Q: Our pastor implemented a new faith formation program. It is extremely rigorous and has been met with anger and frustration from all parents. In a nutshell, the program is “taught” by the parents…. There are pages and pages of study material, study questions, articles and also various media requirements, such as movies, book chapters, and audio books.
Can our pastor deny First Penance to those students who he feels have not complied with the new program requirements to his satisfaction? And, can he ask that parents fill out a form before he hears the confession, which includes information such as name, family number, date and priest’s signature? Our diocese says that the pastor can do whatever he wants as long as he’s not breaking the law. –Monica Continue reading
Q: What course do parishioners have to ask the bishop to correct, reprimand or otherwise relocate a priest who refuses to baptize children of parents that he doesn’t “recognize” as parishioners, even though they are on the parish roll? He has cut the Mass schedule, making it nearly impossible for shift workers to attend Mass. And he won’t offer English-language baptism classes, confirmation classes and CCD.
This priest threatened to excommunicate the last person who sat down to try to discuss their “concerns” with him. –Andrea Continue reading
Q: In 1987, I was married in the Catholic Church. Both of us were Catholics. We civilly divorced after three years of marriage. In 1994, I explained the previous marriage situation to a priest who was helping me and my new fiancée get married in the Catholic Church. He had me begin the annulment process, but it took too long and was not completed, no determination was made. The priest…told me that getting an annulment was a “formality,” and married us in Church in 1995 even though I had not had my previous marriage in the Catholic Church declared null by the Tribunal of our diocese.
Am I validly, licitly married under Canon Law? Do I still need to get an annulment? –Patrick Continue reading
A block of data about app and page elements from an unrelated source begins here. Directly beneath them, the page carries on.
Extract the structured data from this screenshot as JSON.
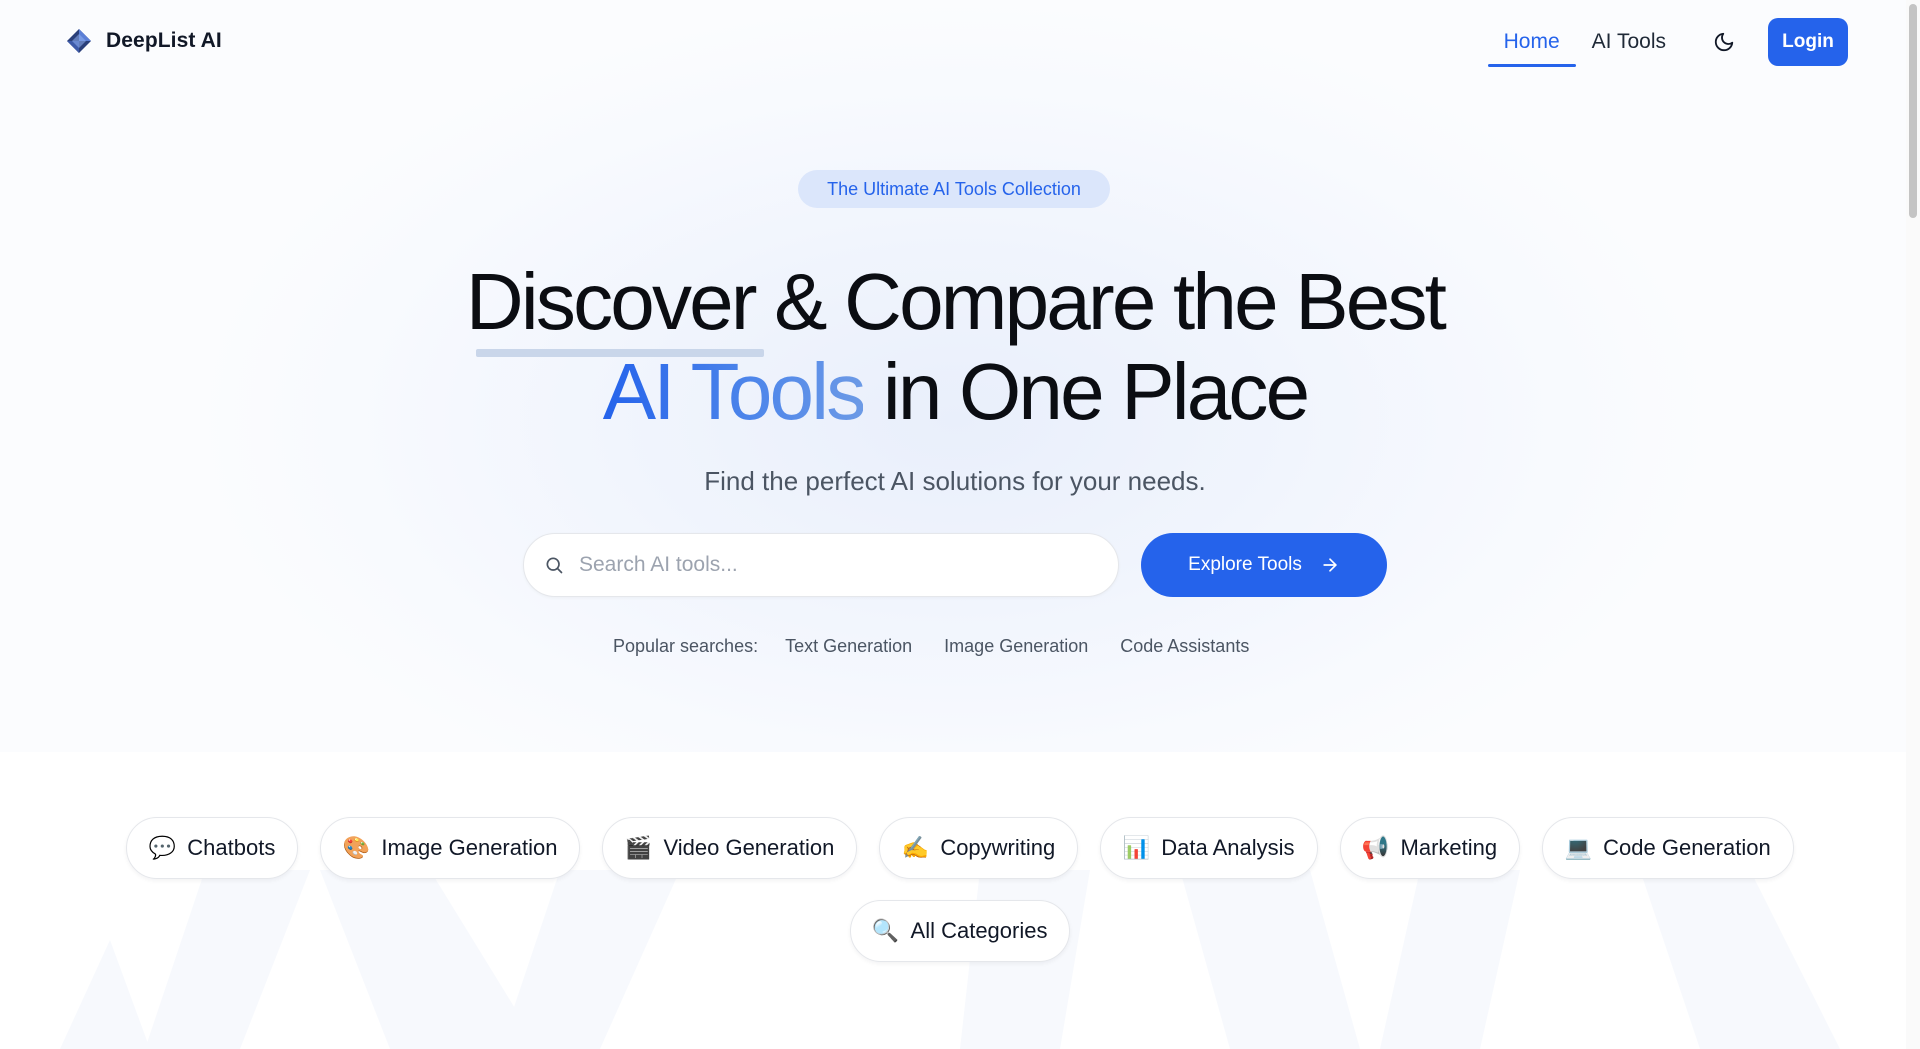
{
  "header": {
    "logo_text": "DeepList AI",
    "nav": [
      {
        "label": "Home",
        "active": true
      },
      {
        "label": "AI Tools",
        "active": false
      }
    ],
    "theme_icon": "moon-icon",
    "login_label": "Login"
  },
  "hero": {
    "badge": "The Ultimate AI Tools Collection",
    "title_line1": "Discover & Compare the Best",
    "title_accent": "AI Tools",
    "title_line2_rest": "in One Place",
    "subtitle": "Find the perfect AI solutions for your needs.",
    "search_placeholder": "Search AI tools...",
    "search_value": "",
    "explore_label": "Explore Tools",
    "popular_label": "Popular searches:",
    "popular_searches": [
      "Text Generation",
      "Image Generation",
      "Code Assistants"
    ]
  },
  "categories": [
    {
      "icon": "💬",
      "label": "Chatbots"
    },
    {
      "icon": "🎨",
      "label": "Image Generation"
    },
    {
      "icon": "🎬",
      "label": "Video Generation"
    },
    {
      "icon": "✍️",
      "label": "Copywriting"
    },
    {
      "icon": "📊",
      "label": "Data Analysis"
    },
    {
      "icon": "📢",
      "label": "Marketing"
    },
    {
      "icon": "💻",
      "label": "Code Generation"
    },
    {
      "icon": "🔍",
      "label": "All Categories"
    }
  ],
  "colors": {
    "accent": "#2563eb",
    "badge_bg": "#dbe6fb",
    "text": "#111827"
  }
}
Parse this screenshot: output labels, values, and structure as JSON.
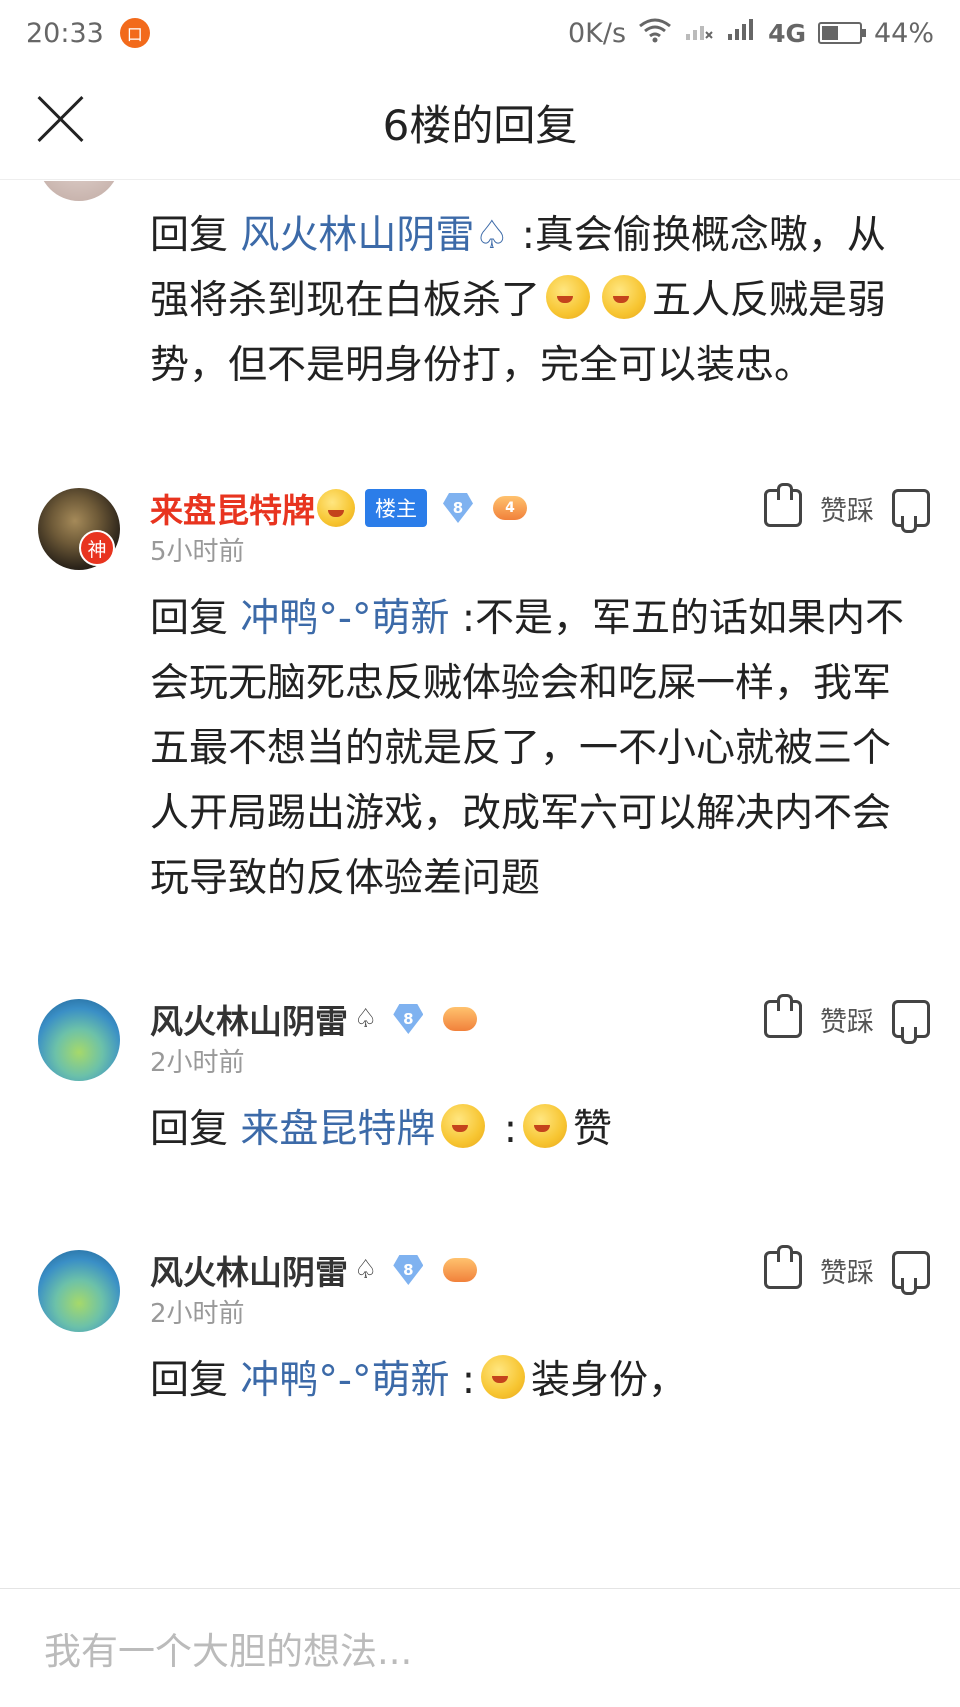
{
  "status_bar": {
    "time": "20:33",
    "app_icon": "口",
    "network_speed": "0K/s",
    "network_type": "4G",
    "battery": "44%",
    "battery_level": 0.44
  },
  "nav": {
    "title": "6楼的回复"
  },
  "replies": [
    {
      "body_prefix": "回复",
      "mention": "风火林山阴雷♤",
      "body_text_1": " :真会偷换概念嗷，从强将杀到现在白板杀了",
      "body_text_2": "五人反贼是弱势，但不是明身份打，完全可以装忠。"
    },
    {
      "username": "来盘昆特牌",
      "floor_tag": "楼主",
      "level": "8",
      "game_level": "4",
      "god_badge": "神",
      "time": "5小时前",
      "like_label": "赞",
      "dislike_label": "踩",
      "body_prefix": "回复",
      "mention": "冲鸭°-°萌新",
      "body_text": " :不是，军五的话如果内不会玩无脑死忠反贼体验会和吃屎一样，我军五最不想当的就是反了，一不小心就被三个人开局踢出游戏，改成军六可以解决内不会玩导致的反体验差问题"
    },
    {
      "username": "风火林山阴雷",
      "spade": "♤",
      "level": "8",
      "time": "2小时前",
      "like_label": "赞",
      "dislike_label": "踩",
      "body_prefix": "回复",
      "mention": "来盘昆特牌",
      "body_text": " :",
      "body_text_2": "赞"
    },
    {
      "username": "风火林山阴雷",
      "spade": "♤",
      "level": "8",
      "time": "2小时前",
      "like_label": "赞",
      "dislike_label": "踩",
      "body_prefix": "回复",
      "mention": "冲鸭°-°萌新",
      "body_text": " :",
      "body_text_2": "装身份，"
    }
  ],
  "comment_input": {
    "placeholder": "我有一个大胆的想法..."
  }
}
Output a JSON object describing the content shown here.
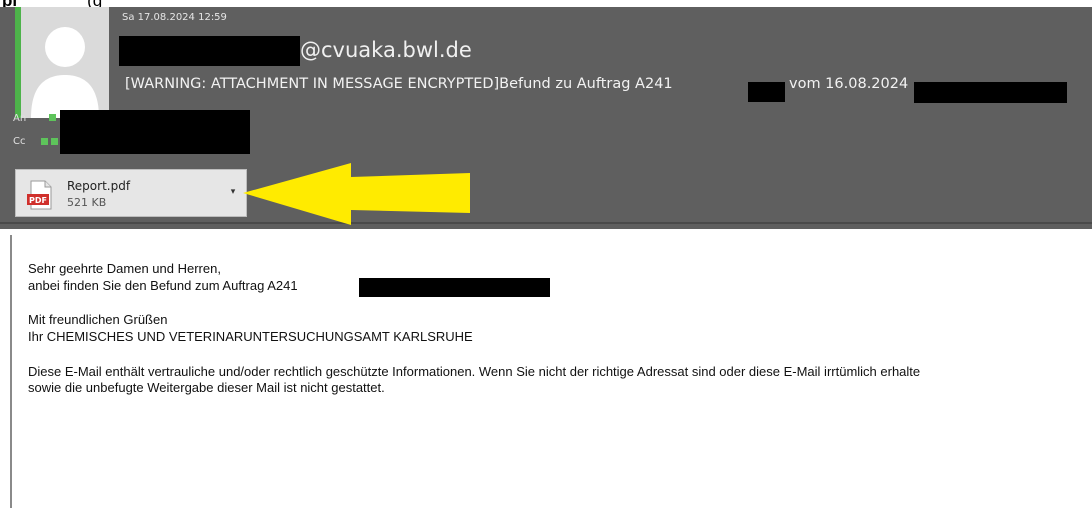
{
  "caption": {
    "bold_text": "pl",
    "normal_text": "(g"
  },
  "email": {
    "timestamp": "Sa 17.08.2024 12:59",
    "sender_domain": "@cvuaka.bwl.de",
    "subject_prefix": "[WARNING: ATTACHMENT IN MESSAGE ENCRYPTED]Befund zu Auftrag A241",
    "subject_suffix": "vom 16.08.2024",
    "to_label": "An",
    "cc_label": "Cc"
  },
  "attachment": {
    "icon_label": "PDF",
    "name": "Report.pdf",
    "size": "521 KB",
    "dropdown_icon": "chevron-down-icon"
  },
  "body": {
    "greeting": "Sehr geehrte Damen und Herren,",
    "line2_prefix": "anbei finden Sie den Befund zum Auftrag  A241",
    "closing": "Mit freundlichen Grüßen",
    "signature": "Ihr CHEMISCHES UND VETERINARUNTERSUCHUNGSAMT KARLSRUHE",
    "disclaimer_line1": "Diese E-Mail enthält vertrauliche und/oder rechtlich geschützte Informationen. Wenn Sie nicht der richtige Adressat sind oder diese E-Mail irrtümlich erhalte",
    "disclaimer_line2": "sowie die unbefugte Weitergabe dieser Mail ist nicht gestattet."
  },
  "colors": {
    "header_bg": "#5f5f5f",
    "accent_green": "#4db34a",
    "annotation_arrow": "#ffeb00",
    "redaction": "#000000"
  }
}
Q: My fiancé is a baptized, faithful Greek Orthodox and I am Roman Catholic. We are about two weeks away from our wedding and received an email that the priest at my church, the location of our wedding, will no longer be able to perform the ceremony.
In a panic, we reached out to a deacon that we have a relationship with and would love to be our officiant. However, we are being told that we are not allowed to have a deacon as an officiant because my fiancé is Greek Orthodox. We are not having Communion or a Mass at our wedding. Can you please provide us some clarity? –Michelle Continue reading
(The following column was originally posted some time ago–but recent email-queries indicate that this problem is unfortunately still with us, particularly before Christmas. Consequently, it seems worthwhile to address this issue once again. A blessed Christmas and Happy New Year to all readers!)
Q: Last year, I visited my relatives at Christmas time, and we all went to their parish to a communal penance service before Christmas. There were probably almost a hundred people there, and only one priest. He didn’t hear each person’s confession, as we expected. Instead, he stood near the altar, said some prayers, and blessed all of us. Then he told us we were absolved of our sins, and that was it. Was that priest wrong to do what he did? Did God really forgive us our sins? –Robert Continue reading